The ultimate measure of a soldier is to stand firm when it counts most. And no moment can count more than when a man in uniform pays the ultimate price and defends the realm with his life. With guts. With honour. With glory. For the flag. For the republic. For freedom. For peace.
They left the comfort of their homes and the love of family for the hardship of the barracks.
They bade farewell to their loved ones, hoping that it would only be a matter of time before they come back home to those for whom their hearts beat.
Instead of a familiar knock on the door, wives have been left with an unfamiliar loneliness; their dreams shattered forever. Sons have within them an incomprehensible longing for fathers whose absence can only be explained by an eternal memorial of brass boots, a rifle and a helmet located at Moi Barracks Eldoret.
On it, brass strips with names of the departed. A fitting statue for our gallant soldiers. This was not in the script when, oozing patriotism, different companies within the Kenya Defence Forces took oath to serve and protect so that you and I can live free.

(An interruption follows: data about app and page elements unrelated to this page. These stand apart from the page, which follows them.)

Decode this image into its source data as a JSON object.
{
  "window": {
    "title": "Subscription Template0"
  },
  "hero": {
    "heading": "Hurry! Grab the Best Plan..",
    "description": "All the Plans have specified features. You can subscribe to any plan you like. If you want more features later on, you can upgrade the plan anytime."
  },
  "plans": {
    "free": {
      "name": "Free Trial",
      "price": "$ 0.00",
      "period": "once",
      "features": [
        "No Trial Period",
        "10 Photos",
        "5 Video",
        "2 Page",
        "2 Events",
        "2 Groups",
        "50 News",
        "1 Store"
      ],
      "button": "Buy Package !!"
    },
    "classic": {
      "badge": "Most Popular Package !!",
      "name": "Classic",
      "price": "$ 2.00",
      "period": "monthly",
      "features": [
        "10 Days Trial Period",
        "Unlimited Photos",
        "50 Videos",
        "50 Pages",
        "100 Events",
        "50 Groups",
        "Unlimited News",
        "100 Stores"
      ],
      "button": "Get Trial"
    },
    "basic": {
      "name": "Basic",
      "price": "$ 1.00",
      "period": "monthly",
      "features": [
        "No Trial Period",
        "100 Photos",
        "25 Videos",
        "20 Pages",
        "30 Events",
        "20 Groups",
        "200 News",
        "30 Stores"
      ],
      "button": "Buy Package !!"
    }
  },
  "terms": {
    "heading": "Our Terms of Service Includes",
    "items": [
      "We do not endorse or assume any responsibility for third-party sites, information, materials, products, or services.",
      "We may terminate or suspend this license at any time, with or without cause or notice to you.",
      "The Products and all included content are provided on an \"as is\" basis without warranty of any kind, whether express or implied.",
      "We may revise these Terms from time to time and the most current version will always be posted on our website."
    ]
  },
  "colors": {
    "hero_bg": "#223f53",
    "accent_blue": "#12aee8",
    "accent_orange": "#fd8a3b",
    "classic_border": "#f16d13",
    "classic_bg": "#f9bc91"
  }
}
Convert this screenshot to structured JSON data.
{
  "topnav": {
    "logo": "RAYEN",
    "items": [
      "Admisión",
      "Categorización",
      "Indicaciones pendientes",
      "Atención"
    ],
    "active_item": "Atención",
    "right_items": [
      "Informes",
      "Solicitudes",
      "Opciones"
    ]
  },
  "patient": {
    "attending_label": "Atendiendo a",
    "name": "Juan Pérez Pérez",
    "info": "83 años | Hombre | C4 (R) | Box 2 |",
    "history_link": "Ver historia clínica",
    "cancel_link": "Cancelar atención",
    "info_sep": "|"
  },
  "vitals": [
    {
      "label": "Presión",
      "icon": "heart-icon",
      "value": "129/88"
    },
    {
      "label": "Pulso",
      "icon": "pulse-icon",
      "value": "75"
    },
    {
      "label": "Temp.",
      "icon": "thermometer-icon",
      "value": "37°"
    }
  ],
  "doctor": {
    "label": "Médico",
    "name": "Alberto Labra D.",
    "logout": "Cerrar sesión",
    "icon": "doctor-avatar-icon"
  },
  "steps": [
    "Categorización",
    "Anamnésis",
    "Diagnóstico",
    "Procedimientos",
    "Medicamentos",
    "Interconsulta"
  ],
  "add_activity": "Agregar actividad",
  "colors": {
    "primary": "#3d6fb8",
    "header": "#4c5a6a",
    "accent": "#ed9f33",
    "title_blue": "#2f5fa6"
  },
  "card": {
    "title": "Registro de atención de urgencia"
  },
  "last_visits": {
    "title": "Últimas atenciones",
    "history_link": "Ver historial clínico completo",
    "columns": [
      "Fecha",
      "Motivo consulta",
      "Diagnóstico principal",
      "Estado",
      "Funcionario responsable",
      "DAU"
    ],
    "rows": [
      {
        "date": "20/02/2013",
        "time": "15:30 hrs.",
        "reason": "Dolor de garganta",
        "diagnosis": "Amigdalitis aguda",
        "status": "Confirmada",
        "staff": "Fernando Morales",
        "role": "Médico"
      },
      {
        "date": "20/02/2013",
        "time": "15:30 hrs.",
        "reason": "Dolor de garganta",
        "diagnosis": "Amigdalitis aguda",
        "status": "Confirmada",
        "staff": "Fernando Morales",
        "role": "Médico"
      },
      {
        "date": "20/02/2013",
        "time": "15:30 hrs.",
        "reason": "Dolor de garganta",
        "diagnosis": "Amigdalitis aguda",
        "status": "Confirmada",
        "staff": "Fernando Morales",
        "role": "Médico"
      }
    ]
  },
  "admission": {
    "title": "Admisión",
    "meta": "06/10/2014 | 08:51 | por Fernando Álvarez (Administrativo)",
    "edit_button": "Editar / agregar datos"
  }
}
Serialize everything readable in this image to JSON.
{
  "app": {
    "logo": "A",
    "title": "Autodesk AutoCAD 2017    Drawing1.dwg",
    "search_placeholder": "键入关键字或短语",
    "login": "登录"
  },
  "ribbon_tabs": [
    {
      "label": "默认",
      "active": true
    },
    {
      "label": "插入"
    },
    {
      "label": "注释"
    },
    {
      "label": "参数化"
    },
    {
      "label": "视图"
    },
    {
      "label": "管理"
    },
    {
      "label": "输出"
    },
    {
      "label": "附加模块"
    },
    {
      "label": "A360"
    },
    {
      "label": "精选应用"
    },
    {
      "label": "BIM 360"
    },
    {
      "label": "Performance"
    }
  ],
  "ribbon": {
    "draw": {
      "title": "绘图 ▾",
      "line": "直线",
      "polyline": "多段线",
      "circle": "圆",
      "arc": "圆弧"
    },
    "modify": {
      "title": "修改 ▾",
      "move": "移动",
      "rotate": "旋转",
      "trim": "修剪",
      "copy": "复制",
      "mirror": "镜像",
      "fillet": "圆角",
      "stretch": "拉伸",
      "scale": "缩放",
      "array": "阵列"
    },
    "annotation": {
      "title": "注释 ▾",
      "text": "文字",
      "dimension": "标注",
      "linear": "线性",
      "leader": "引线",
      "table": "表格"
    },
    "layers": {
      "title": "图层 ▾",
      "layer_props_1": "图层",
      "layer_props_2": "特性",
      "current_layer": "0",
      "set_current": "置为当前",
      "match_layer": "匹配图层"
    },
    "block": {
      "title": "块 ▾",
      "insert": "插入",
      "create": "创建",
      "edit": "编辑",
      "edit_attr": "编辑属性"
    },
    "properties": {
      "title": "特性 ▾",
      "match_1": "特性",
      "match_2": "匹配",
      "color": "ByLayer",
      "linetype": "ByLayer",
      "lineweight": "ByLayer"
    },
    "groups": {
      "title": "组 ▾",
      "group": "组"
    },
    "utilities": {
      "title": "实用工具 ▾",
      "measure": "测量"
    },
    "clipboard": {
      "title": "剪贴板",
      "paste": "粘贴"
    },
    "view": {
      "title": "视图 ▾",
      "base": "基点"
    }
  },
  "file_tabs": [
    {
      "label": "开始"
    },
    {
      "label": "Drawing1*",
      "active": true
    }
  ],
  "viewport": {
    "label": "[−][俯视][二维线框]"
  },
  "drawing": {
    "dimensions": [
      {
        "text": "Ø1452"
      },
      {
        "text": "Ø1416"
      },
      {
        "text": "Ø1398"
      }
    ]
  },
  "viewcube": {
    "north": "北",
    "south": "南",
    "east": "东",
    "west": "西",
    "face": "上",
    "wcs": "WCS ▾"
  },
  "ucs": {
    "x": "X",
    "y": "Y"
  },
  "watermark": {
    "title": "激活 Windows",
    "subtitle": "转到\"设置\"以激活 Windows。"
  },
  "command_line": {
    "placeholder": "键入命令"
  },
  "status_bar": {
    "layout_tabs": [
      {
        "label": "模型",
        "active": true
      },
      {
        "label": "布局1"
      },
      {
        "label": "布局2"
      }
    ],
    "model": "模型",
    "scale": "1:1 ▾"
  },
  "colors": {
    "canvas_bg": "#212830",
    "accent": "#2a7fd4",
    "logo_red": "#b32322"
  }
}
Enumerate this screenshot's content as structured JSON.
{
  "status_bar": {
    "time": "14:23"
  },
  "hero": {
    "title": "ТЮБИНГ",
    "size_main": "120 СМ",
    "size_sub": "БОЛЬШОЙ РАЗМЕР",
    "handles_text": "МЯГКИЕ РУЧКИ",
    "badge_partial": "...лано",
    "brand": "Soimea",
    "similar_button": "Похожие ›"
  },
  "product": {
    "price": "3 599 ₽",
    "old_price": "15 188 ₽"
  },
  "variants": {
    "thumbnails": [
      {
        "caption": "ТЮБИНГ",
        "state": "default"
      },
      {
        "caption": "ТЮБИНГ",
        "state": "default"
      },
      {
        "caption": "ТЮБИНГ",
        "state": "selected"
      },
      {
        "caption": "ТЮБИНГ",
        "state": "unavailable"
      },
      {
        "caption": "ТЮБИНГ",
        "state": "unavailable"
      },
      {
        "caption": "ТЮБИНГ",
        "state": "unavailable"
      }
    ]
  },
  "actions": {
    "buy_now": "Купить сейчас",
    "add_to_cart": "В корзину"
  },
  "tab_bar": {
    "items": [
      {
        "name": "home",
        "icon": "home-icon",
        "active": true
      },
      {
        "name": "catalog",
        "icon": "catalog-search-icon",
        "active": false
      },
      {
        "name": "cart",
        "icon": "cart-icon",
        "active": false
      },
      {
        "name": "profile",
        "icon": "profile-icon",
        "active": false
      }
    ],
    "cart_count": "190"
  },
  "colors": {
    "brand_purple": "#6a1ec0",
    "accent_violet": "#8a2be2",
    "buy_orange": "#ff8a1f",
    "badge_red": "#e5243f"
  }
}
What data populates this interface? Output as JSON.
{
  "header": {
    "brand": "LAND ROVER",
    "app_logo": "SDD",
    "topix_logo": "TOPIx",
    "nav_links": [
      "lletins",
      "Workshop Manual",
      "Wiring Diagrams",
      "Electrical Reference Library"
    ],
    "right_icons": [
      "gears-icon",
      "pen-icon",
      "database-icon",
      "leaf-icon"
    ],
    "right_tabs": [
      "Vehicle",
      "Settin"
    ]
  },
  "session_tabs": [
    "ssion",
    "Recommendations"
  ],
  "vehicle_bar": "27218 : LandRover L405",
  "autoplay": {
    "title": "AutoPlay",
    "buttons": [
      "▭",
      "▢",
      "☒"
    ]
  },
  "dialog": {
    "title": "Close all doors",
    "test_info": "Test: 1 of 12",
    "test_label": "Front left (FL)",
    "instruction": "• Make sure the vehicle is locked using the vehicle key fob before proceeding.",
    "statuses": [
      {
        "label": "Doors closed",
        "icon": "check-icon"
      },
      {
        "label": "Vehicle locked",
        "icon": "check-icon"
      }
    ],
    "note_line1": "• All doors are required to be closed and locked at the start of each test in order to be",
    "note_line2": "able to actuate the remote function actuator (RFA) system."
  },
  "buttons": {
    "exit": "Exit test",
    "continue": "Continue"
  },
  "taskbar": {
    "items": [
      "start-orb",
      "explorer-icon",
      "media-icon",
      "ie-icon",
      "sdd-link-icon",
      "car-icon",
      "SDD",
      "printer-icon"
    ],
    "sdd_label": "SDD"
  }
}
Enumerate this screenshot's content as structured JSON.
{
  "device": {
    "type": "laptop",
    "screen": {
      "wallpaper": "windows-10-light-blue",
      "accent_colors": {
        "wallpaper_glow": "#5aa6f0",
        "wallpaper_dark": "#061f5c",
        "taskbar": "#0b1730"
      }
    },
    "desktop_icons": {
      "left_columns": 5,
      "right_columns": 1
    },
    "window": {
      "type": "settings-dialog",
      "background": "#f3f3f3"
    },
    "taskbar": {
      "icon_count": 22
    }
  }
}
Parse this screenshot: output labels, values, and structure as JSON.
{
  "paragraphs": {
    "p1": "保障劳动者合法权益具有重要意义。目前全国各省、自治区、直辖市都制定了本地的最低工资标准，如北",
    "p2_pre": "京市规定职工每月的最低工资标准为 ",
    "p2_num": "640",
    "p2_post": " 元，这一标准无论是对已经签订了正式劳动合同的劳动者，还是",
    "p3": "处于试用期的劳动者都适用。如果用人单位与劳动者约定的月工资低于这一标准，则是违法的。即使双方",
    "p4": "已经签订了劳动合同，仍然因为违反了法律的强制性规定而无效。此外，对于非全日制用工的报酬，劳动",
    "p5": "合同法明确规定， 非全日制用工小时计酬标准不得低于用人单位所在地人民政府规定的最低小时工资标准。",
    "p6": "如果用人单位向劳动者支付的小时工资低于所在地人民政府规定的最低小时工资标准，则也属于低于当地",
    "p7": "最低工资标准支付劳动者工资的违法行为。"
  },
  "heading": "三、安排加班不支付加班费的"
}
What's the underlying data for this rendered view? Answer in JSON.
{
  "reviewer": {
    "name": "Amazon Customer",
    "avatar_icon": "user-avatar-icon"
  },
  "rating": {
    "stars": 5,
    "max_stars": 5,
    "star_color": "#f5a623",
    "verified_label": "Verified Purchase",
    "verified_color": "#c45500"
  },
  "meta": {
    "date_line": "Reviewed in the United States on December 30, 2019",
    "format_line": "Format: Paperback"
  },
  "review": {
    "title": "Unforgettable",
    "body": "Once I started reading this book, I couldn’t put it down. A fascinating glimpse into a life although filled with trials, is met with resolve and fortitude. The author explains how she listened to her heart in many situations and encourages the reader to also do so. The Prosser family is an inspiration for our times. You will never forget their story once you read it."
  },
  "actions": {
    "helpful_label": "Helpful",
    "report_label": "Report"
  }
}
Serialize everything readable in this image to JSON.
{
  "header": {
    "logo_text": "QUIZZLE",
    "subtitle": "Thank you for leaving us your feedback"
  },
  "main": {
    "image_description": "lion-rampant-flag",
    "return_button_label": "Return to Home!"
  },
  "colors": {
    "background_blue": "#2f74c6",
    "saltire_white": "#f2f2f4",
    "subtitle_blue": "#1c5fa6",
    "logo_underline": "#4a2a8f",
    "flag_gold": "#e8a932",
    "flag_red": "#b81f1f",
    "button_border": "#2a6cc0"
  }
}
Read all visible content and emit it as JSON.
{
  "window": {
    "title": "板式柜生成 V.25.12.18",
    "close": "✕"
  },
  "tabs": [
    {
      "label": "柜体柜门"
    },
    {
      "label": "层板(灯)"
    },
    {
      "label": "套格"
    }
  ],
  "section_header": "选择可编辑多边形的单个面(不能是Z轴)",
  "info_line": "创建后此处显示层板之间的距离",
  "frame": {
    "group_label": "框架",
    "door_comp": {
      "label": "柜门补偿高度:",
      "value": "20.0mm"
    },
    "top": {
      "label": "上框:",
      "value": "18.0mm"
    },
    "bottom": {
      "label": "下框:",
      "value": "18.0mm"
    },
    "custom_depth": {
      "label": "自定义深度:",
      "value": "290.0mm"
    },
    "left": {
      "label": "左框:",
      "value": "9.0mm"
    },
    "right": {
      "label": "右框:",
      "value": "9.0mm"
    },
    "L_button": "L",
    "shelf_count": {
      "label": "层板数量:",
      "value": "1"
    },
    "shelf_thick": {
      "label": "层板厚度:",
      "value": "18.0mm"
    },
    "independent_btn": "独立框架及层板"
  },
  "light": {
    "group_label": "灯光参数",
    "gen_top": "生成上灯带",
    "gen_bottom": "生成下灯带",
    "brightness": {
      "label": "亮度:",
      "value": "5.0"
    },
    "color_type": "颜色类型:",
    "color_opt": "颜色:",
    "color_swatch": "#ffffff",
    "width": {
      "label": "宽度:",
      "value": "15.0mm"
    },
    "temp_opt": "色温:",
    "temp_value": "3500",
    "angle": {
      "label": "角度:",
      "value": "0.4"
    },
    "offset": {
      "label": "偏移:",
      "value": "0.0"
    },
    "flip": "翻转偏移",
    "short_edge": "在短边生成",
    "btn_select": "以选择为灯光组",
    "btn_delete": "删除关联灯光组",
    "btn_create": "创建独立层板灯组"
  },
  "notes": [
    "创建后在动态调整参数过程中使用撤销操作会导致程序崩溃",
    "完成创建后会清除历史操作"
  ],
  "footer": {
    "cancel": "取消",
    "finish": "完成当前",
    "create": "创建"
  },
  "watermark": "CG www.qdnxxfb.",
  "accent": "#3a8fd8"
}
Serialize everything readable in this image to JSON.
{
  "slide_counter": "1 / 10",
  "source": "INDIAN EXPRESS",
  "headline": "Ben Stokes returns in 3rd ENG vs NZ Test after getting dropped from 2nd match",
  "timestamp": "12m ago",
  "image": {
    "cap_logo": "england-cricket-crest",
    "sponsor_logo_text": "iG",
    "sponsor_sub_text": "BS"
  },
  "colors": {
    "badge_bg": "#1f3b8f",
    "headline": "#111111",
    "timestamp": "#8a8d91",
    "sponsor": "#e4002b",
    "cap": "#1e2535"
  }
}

It was a dangerous, yet necessary choice, which they made on behalf of the rest of the nation. Their mission? To keep Kenya safe by stabilising Somalia. And then El Adde happened. Exactly one month ago tomorrow morning. To the generals, the bloody January 15, 2016 attack was a setback in the push to stabilise Somalia; a push to secure Kenya.
To the families of the fallen, the day is synonymous with death. To Kenyans it is everything between grief and fear. The civilised world grieves with Kenya.